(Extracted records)
================

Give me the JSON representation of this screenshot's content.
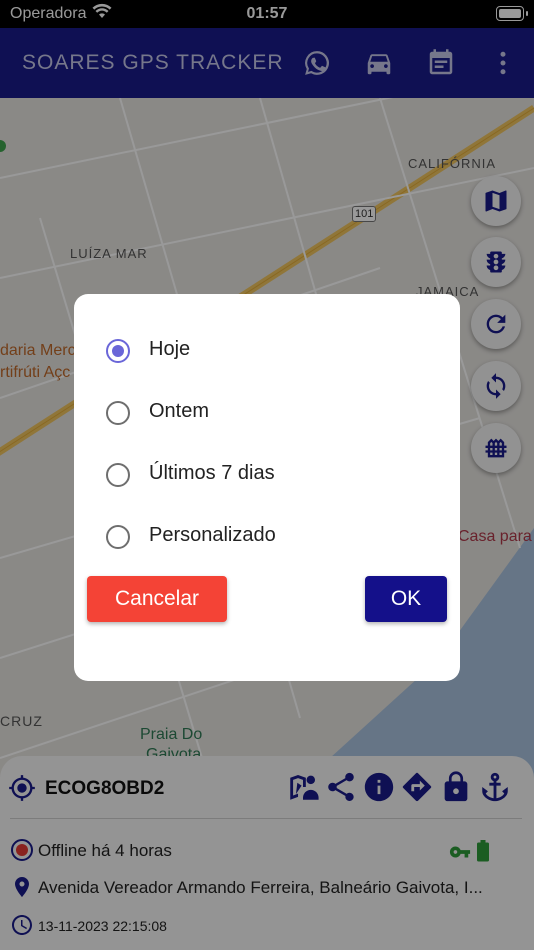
{
  "status_bar": {
    "carrier": "Operadora",
    "time": "01:57"
  },
  "app_bar": {
    "title": "SOARES GPS TRACKER",
    "icons": [
      "whatsapp-icon",
      "car-icon",
      "calendar-icon",
      "more-vert-icon"
    ],
    "background": "#1a1c8a"
  },
  "map": {
    "labels": [
      "CALIFÓRNIA",
      "LUÍZA MAR",
      "JAMAICA",
      "Casa para",
      "CRUZ",
      "Praia Do",
      "Gaivota",
      "daria Merc",
      "rtifrúti Açc",
      "101"
    ],
    "fab_icons": [
      "map-icon",
      "traffic-light-icon",
      "refresh-icon",
      "sync-icon",
      "fence-icon"
    ]
  },
  "dialog": {
    "options": [
      {
        "label": "Hoje",
        "selected": true
      },
      {
        "label": "Ontem",
        "selected": false
      },
      {
        "label": "Últimos 7 dias",
        "selected": false
      },
      {
        "label": "Personalizado",
        "selected": false
      }
    ],
    "cancel_label": "Cancelar",
    "ok_label": "OK",
    "accent": "#6a66d8",
    "cancel_color": "#f44336",
    "ok_color": "#14108a"
  },
  "device_panel": {
    "device_name": "ECOG8OBD2",
    "actions": [
      "map-person-icon",
      "share-icon",
      "info-icon",
      "directions-icon",
      "lock-icon",
      "anchor-icon"
    ],
    "status": "Offline há 4 horas",
    "address": "Avenida Vereador Armando Ferreira, Balneário Gaivota, I...",
    "timestamp": "13-11-2023 22:15:08",
    "status_color": "#e53935",
    "ignition_color": "#2e9c3a"
  }
}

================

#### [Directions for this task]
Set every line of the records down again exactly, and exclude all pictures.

#### [Reply]
Give me the JSON representation of this screenshot's content.
{
  "status_bar": {
    "carrier": "Operadora",
    "time": "01:57"
  },
  "app_bar": {
    "title": "SOARES GPS TRACKER",
    "icons": [
      "whatsapp-icon",
      "car-icon",
      "calendar-icon",
      "more-vert-icon"
    ],
    "background": "#1a1c8a"
  },
  "map": {
    "labels": [
      "CALIFÓRNIA",
      "LUÍZA MAR",
      "JAMAICA",
      "Casa para",
      "CRUZ",
      "Praia Do",
      "Gaivota",
      "daria Merc",
      "rtifrúti Açc",
      "101"
    ],
    "fab_icons": [
      "map-icon",
      "traffic-light-icon",
      "refresh-icon",
      "sync-icon",
      "fence-icon"
    ]
  },
  "dialog": {
    "options": [
      {
        "label": "Hoje",
        "selected": true
      },
      {
        "label": "Ontem",
        "selected": false
      },
      {
        "label": "Últimos 7 dias",
        "selected": false
      },
      {
        "label": "Personalizado",
        "selected": false
      }
    ],
    "cancel_label": "Cancelar",
    "ok_label": "OK",
    "accent": "#6a66d8",
    "cancel_color": "#f44336",
    "ok_color": "#14108a"
  },
  "device_panel": {
    "device_name": "ECOG8OBD2",
    "actions": [
      "map-person-icon",
      "share-icon",
      "info-icon",
      "directions-icon",
      "lock-icon",
      "anchor-icon"
    ],
    "status": "Offline há 4 horas",
    "address": "Avenida Vereador Armando Ferreira, Balneário Gaivota, I...",
    "timestamp": "13-11-2023 22:15:08",
    "status_color": "#e53935",
    "ignition_color": "#2e9c3a"
  }
}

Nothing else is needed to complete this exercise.